Introduction to Mouse Events in Quorum
In this tutorial, we will learn about mouse events.
We can also use events for mouse input. There are three possible listeners for MouseEvents.
- A MouseListener is used to listen for when mouse buttons are clicked or released.
- A MouseMovementListener is used to listen for when the mouse is moved or dragged.
- A MouseWheelListener is used to detect when the mouse wheel is scrolled up or down.
In this next sample program, we will use a MouseListener to make a square change color while we are clicking on it, and return it to its previous color when we release the mouse button. Try the total code out below in the browser or Quorum Studio:
Try clicking the mouse.
Notice that when we create our class using the line
class Main is Game, MouseListener , we inherit from MouseListener, similar to how we inherit from KeyboardListener to listen for KeyboardEvents. We also need to call AddMouseListener to notify the engine like we did before.
// Ensure this object will receive mouse events when it is clicked. AddMouseListener(me)
In this case, instead of adding the listener directly to the Game class, we show an alternative approach where we add the listener directly to an Item (the square). Functionally the engine calls the predefined actions of the class (if they are specified), however in this case, the listener only applies if the square was clicked. If we wanted different behavior for different objects, we can and add them anywhere.In any class that inherits from MouseListener, the ClickedMouse action will automatically be called when the user clicks the mouse. This action must take a MouseEvent as a parameter. The MouseEvent can contain lots of information, including what mouse button was clicked or the X,Y coordinates of the mouse when the event occurred. To see everything that a MouseEvent can contain, see its full documentation here.
action ClickedMouse(MouseEvent event) SetColor(clickColor) end
Similarly, a class that inherits from MouseListener can use the ReleasedMouse action to automatically call code when the user releases a mouse button. This action must also take a MouseEvent as a parameter.
action ReleasedMouse(MouseEvent event) SetColor(releaseColor) end
The image on the left is when the game starts and the image on the right is when the image is clicked on
The code in Main is used to additionally position and draw our square on the screen.
MouseEvents can also be used with MouseMovementListeners to detect when the mouse is moved or dragged (which means that the mouse was moved while a mouse button was held down). In this next sample, we will make a square rotate when the mouse when the mouse is moved and make the square move when dragged.
Try moving or dragging the mouse.
Just like the other listeners, when we create our class with the line
class Main is Game, MouseMovementListener, we need to inherit from the listener we are using, which in this case is the MouseMovementListener
and the Game. This lets us create our two special actions that will be called automatically for us.
The first of these two actions is MovedMouse. This action will be called anytime the mouse is moved and there are no buttons held down on the mouse. In our example, we use
event:GetY() to get the x, y coordinates of the mouse after it has moved.

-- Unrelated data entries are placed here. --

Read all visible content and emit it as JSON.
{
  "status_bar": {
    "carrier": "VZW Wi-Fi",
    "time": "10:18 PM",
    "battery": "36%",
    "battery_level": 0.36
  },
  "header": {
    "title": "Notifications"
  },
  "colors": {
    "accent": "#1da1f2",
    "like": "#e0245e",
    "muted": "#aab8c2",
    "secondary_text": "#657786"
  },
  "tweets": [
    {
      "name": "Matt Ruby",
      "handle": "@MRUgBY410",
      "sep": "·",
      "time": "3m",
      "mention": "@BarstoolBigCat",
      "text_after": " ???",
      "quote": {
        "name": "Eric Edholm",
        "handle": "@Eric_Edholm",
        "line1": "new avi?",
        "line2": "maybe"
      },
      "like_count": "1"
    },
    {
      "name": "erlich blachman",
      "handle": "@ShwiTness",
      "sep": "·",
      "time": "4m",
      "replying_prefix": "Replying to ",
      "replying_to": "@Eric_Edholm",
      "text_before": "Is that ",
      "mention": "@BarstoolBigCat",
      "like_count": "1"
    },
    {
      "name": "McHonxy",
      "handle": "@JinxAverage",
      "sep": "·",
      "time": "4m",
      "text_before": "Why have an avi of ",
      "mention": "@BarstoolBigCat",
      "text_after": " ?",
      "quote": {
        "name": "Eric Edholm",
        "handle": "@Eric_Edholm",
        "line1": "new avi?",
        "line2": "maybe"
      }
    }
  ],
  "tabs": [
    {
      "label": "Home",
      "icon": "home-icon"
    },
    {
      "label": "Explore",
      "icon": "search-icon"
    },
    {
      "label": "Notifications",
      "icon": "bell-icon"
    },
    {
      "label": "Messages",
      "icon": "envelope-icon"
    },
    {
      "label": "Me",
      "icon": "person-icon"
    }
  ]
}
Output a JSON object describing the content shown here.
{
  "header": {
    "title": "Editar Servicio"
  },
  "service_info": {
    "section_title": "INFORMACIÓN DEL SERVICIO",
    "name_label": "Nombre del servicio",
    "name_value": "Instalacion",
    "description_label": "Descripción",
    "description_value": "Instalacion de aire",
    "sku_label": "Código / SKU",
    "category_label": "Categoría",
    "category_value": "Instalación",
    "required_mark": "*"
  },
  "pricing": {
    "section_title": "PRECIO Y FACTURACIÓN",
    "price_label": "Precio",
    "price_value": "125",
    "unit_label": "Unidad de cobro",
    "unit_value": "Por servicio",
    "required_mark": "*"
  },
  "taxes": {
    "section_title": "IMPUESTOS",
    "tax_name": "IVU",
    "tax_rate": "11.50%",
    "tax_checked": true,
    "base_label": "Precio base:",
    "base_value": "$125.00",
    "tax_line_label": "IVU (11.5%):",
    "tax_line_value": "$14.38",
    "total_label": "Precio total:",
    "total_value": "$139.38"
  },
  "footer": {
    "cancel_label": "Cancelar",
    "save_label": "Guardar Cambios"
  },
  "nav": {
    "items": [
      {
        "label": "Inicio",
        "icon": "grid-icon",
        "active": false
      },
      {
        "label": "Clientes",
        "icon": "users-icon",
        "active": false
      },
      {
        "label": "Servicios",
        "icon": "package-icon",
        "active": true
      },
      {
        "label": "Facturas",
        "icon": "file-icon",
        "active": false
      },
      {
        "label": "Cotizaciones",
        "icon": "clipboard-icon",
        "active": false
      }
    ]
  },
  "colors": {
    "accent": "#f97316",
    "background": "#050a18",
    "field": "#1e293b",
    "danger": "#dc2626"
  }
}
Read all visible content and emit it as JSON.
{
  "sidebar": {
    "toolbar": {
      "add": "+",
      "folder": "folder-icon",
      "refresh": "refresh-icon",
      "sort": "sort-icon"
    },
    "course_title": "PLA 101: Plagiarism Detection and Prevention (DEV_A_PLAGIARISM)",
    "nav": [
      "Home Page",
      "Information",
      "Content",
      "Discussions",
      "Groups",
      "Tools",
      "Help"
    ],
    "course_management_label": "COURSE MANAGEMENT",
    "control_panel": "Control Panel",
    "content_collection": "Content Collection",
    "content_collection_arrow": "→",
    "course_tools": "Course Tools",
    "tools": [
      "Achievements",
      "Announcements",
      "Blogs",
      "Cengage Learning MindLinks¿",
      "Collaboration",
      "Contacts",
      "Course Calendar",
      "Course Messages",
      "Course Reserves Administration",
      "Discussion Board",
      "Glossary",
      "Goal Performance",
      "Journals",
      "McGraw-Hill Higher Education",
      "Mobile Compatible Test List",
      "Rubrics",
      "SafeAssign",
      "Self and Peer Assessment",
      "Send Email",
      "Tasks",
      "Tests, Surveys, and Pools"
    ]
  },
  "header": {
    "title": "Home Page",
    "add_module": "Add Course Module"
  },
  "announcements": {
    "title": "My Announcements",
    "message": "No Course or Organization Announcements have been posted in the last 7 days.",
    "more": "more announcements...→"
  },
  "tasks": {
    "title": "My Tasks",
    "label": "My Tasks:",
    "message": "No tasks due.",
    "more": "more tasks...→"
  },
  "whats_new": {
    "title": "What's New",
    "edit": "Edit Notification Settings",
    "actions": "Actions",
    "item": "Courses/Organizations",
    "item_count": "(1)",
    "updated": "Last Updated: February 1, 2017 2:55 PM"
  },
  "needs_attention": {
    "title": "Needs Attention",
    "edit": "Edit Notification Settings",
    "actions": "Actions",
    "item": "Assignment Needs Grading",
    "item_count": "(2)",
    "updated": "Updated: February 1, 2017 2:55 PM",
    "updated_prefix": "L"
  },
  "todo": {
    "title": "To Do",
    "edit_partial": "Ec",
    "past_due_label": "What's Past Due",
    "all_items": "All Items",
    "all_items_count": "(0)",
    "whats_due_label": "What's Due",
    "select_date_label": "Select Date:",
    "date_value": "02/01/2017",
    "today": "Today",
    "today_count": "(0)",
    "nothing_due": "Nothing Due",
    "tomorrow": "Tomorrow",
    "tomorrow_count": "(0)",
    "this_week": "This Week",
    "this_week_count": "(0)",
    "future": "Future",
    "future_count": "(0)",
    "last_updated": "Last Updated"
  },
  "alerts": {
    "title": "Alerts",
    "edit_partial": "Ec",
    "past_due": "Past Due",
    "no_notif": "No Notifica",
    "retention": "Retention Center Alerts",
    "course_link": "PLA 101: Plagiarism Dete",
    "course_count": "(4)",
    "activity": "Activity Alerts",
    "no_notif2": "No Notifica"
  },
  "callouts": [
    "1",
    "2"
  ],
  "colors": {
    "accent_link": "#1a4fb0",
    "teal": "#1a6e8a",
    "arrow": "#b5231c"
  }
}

// This action will be called on a mouse event // because the mouse was moved with no mouse buttons being held down action MovedMouse(MouseEvent event) // This code rotates the square. number x = event:GetX() square:Rotate(x * 0.1) end
The other action that will be automatically called by inheriting from MouseMovementListener is the DraggedMouse action. This action is called when the mouse is moved while holding down a button. In our example, we use
event:GetMovementY() to get the distance traveled by the mouse since the last time the mouse was moved or dragged.
// This action is called when moving the mouse while holding down a button. action DraggedMouse(MouseEvent event) // This code drags the square number x = event:GetMovementX() number y = event:GetMovementY() square:Move(x, y) end
The most important thing in our Main class is the line
AddMouseMovementListener(me). This line tells the game engine to notify us every time the mouse is moved or dragged.
The last type of listener for MouseEvents is the MouseWheelListener. In this sample, we will use a MouseWheelListener to rotate a triangle on the screen when the user scrolls the mouse wheel.
Try the mouse wheel.
Inside our class there is one action,
action ScrolledMouse(MouseEvent event) . This is the only action that will be called when using a MouseWheelListener. Inside this action we use
event:scrollAmount . (Note that it is lower-case without parenthesis - we are directly using a variable inside event, instead of calling an action.) The
scrollAmount value represents how far the mouse wheel has been scrolled. If the wheel was scrolled up, it will be positive, and if it was scrolled down, it will be negative. The faster the wheel was scrolled, the larger the number will be.
To make the game inform our listener of events, we need to add it. We can see this in our example code on the line
In the next tutorial, we will discuss Collision Events in Quorum, which describes How to use collision events events in our games..